The Rev. Jimmy Abbott
April 14, 2019
Luke 22:14-Luke 23:56
The fault lines ran deep. Two men in power, both vested with incredible authority, were pitted against each other. They disagreed on everything, they came from different places. Divided by culture, by blood, by past wars, by religious differences, the fault lines ran deep.
Pontius Pilate represented the power and the might of the Roman Empire, jack booted thug that he was. A pagan of pagans, we can assume that he had pledged his allegiance, his loyalty, his worship to Caesar. On the other side of the fault line was Herod, King Herod. Or, as he styled himself, King of the Jews. Though he was not an especially righteous man, known for marrying his brother’s wife, he represented the Jews of Palestine. The very ones oppressed and under the unflinching thumb of Pontius Pilate and the Roman Empire.
Pilate and Herod. Oppressor and oppressed. Colonizer and colonized. Or as the Gospel of Luke puts it so simply, they were “enemies.”
Enemies. Not an insignificant word. When you’ve got an enemy you’ve got someone to hate. You have a foil. You have someone to define yourself against. Someone to blame all your problems on. Pilate can blame Herod for all the trouble the Romans are having when Jews start killing Roman soldiers. Herod can blame Pilate for all the trouble the Jews are having when the Romans are crucifying Jewish bandits. Pilate and Herod are enemies.
The history of our country is the history of a rotating cast of enemies. First it was England, then England again, then it was Mexico, and then it was each other. After that it was Spain, then Germany, then Germany, Italy, and Japan. Soviet Russia, communists, terrorists, immigrants, enemies. The fault lines run deep. It’s no different in our lives. That other kid in your class, the rival high school football team, that other college, your co-worker, your boss, your neighbor across the street who plays that loud music, your family member who you can’t stand. Enemies. The fault lines run deep.
Until, that is, Jesus walks in. After his betrayal and arrest, Jesus is taken back and forth between Pilate and Herod. Both of their soldiers mock Jesus. Both spite him. Both leaders are perfectly content with abusing Jesus for their own purposes.
In other words, Pilate and Herod become strange bedfellows. Luke puts it this way, “that same day Herod and Pilate became friends with each other; before this they had been enemies.” Ironic, isn’t it? That Jesus brings together Pilate and Herod? That Jesus makes friends out enemies? Isn’t that the whole point of his ministry? That we, who were far off from God, are brought close to God?
But sit with this idea for a minute, that Pilate and Herod are conspiring together against Jesus. See, evil is well organized. Evil is well organized. Evil has structures and powers and systems to oppress, to beat down, to hurt others. One only need to know that there were timetables for the trains running to Auschwitz to know that evil is well organized. So here we have two men, their differences erased, conspiring together for evil. They overcome their culture, their religion, their past fights in order to fulfill their evil intent.
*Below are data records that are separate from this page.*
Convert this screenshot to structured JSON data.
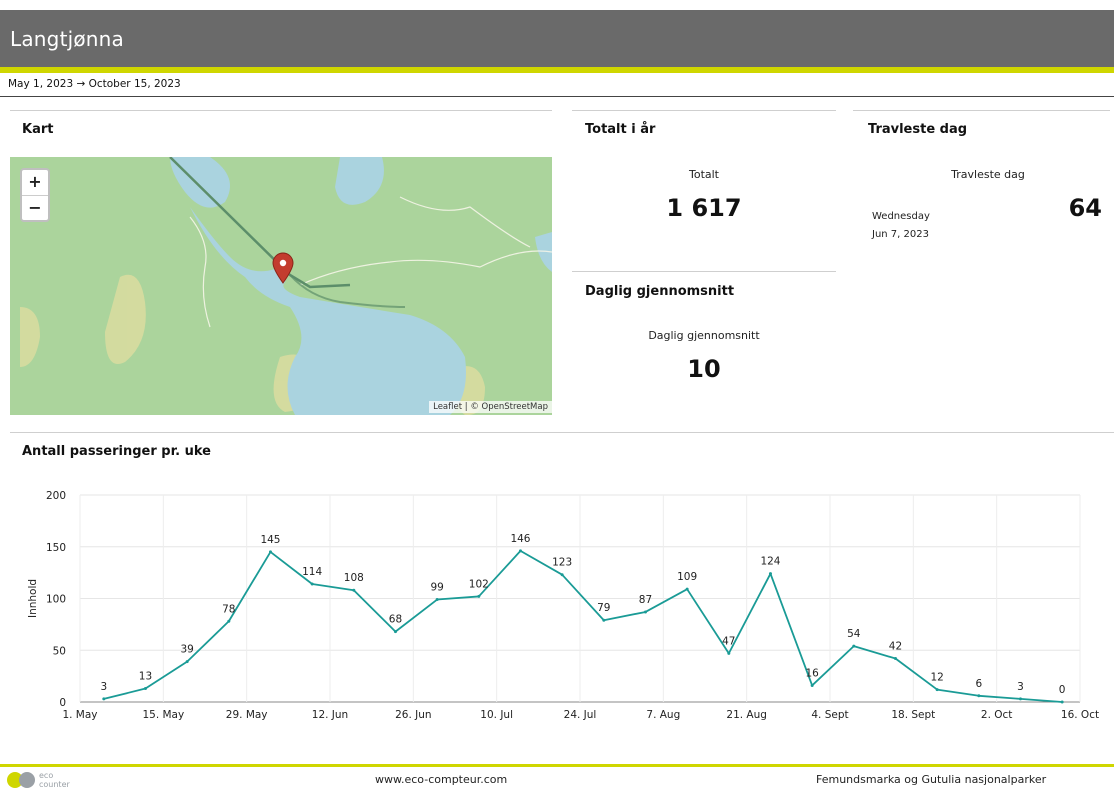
{
  "header": {
    "title": "Langtjønna"
  },
  "date_range": "May 1, 2023 → October 15, 2023",
  "cards": {
    "map": {
      "title": "Kart",
      "zoom_in": "+",
      "zoom_out": "−",
      "attribution": "Leaflet | © OpenStreetMap"
    },
    "total": {
      "title": "Totalt i år",
      "label": "Totalt",
      "value": "1 617"
    },
    "busiest": {
      "title": "Travleste dag",
      "label": "Travleste dag",
      "weekday": "Wednesday",
      "date": "Jun 7, 2023",
      "value": "64"
    },
    "average": {
      "title": "Daglig gjennomsnitt",
      "label": "Daglig gjennomsnitt",
      "value": "10"
    }
  },
  "chart_title": "Antall passeringer pr. uke",
  "chart_data": {
    "type": "line",
    "ylabel": "Innhold",
    "ylim": [
      0,
      200
    ],
    "yticks": [
      0,
      50,
      100,
      150,
      200
    ],
    "xticks": [
      "1. May",
      "15. May",
      "29. May",
      "12. Jun",
      "26. Jun",
      "10. Jul",
      "24. Jul",
      "7. Aug",
      "21. Aug",
      "4. Sept",
      "18. Sept",
      "2. Oct",
      "16. Oct"
    ],
    "x": [
      "2023-05-05",
      "2023-05-12",
      "2023-05-19",
      "2023-05-26",
      "2023-06-02",
      "2023-06-09",
      "2023-06-16",
      "2023-06-23",
      "2023-06-30",
      "2023-07-07",
      "2023-07-14",
      "2023-07-21",
      "2023-07-28",
      "2023-08-04",
      "2023-08-11",
      "2023-08-18",
      "2023-08-25",
      "2023-09-01",
      "2023-09-08",
      "2023-09-15",
      "2023-09-22",
      "2023-09-29",
      "2023-10-06",
      "2023-10-13"
    ],
    "values": [
      3,
      13,
      39,
      78,
      145,
      114,
      108,
      68,
      99,
      102,
      146,
      123,
      79,
      87,
      109,
      47,
      124,
      16,
      54,
      42,
      12,
      6,
      3,
      0
    ],
    "color": "#1a9b96",
    "grid": true
  },
  "footer": {
    "logo_text": "eco counter",
    "website": "www.eco-compteur.com",
    "park": "Femundsmarka og Gutulia nasjonalparker"
  },
  "colors": {
    "header": "#6a6a6a",
    "accent": "#cfd600",
    "line": "#1a9b96"
  }
}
Love, well, love is never so well organized. Love looks like Jesus; betrayed, mocked, tortured, crucified, and dead. Love looks like a lonely man with arms stretched out wide upon the cross. Love looks like a man who can barely even carry his own instrument of execution. Love looks like a man who shows kindness, even to a common bandit. Pilate and Herod with all their evil are well organized, with layers of governance and administration to keep up their malevolence. Evil looks like two men with soldiers and armies to keep up their appearances. Evil looks like suspicion. But love, love looks like a carpenter and a dozen friends wandering around the countryside. Love looks like a man who feeds people without asking why they don’t have any food. Love looks like a man healing people without asking why they’re sick. Love looks like a man who opens wide his arms upon the cross, forgiving the thief next to him without asking where he’s from. Love looks like Jesus.
Strange bedfellows indeed. Pilate and Herod. Jesus and a thief. God and us. For that is the point of Palm Sunday. That Jesus holds out his arms on the cross and brings together those who have been separated.. Enemies have become friends, which is only possible through the blood of Jesus.